Stored items:
--------------------

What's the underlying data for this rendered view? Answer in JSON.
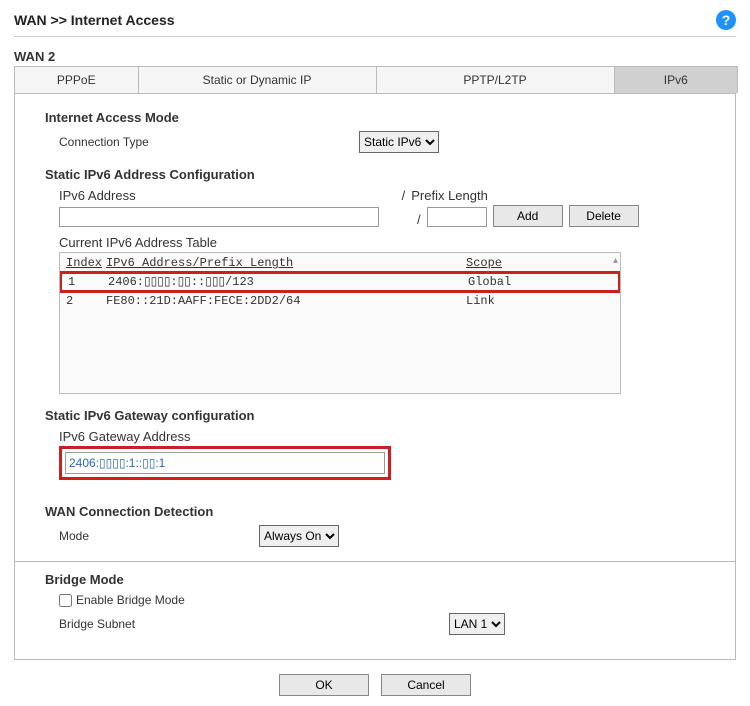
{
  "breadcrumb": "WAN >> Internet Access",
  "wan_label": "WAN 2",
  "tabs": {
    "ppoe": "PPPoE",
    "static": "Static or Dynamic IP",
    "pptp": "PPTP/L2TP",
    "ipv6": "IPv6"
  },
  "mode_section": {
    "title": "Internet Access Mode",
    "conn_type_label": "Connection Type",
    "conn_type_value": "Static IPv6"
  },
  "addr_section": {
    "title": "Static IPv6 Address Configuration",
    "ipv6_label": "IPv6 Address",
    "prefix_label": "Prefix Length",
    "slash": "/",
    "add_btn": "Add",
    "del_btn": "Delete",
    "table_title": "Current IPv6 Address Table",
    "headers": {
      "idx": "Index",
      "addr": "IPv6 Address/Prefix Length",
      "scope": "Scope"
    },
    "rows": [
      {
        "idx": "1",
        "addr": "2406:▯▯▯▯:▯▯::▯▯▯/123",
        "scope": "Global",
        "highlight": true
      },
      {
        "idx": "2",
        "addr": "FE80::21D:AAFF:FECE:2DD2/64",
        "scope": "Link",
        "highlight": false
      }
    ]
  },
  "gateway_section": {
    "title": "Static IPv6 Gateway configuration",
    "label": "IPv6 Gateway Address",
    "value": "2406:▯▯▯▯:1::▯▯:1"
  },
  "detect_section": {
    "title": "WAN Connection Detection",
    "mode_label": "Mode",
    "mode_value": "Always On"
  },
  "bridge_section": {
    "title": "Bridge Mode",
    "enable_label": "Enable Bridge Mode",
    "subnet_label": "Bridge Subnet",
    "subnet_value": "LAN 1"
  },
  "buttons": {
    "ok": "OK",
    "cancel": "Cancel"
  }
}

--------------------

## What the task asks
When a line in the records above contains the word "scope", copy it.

## Result
      "scope": "Scope"
        "scope": "Global",
        "scope": "Link",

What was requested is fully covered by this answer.